Data records for software interfaces:
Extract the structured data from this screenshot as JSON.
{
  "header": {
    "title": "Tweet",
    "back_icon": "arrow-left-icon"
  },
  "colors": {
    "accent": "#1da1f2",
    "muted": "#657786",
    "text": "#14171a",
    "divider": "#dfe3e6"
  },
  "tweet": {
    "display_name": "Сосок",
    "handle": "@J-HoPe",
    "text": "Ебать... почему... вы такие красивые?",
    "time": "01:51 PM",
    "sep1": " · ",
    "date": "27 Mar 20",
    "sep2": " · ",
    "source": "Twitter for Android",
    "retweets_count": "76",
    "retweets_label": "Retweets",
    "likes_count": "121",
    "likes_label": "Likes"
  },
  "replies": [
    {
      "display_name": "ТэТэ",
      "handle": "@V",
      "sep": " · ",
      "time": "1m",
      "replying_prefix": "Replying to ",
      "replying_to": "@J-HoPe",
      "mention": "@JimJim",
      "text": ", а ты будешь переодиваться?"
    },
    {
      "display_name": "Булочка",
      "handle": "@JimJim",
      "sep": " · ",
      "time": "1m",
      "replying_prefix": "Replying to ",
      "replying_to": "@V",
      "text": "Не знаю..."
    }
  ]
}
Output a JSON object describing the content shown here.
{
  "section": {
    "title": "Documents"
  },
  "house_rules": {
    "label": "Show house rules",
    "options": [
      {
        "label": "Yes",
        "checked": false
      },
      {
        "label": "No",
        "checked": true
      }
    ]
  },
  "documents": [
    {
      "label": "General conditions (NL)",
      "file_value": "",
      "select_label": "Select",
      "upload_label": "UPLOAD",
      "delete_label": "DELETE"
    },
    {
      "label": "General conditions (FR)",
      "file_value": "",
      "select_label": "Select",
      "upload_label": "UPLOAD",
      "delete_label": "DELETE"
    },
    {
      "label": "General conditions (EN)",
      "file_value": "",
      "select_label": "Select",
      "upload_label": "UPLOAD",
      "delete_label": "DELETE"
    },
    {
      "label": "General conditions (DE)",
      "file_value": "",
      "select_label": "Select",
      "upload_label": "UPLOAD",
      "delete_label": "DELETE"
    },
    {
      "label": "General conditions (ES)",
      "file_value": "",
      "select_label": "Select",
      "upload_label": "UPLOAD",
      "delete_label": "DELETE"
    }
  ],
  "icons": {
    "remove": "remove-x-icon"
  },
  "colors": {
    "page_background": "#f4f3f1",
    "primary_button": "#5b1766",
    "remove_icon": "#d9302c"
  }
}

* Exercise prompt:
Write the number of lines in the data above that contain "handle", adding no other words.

* The completed task:
3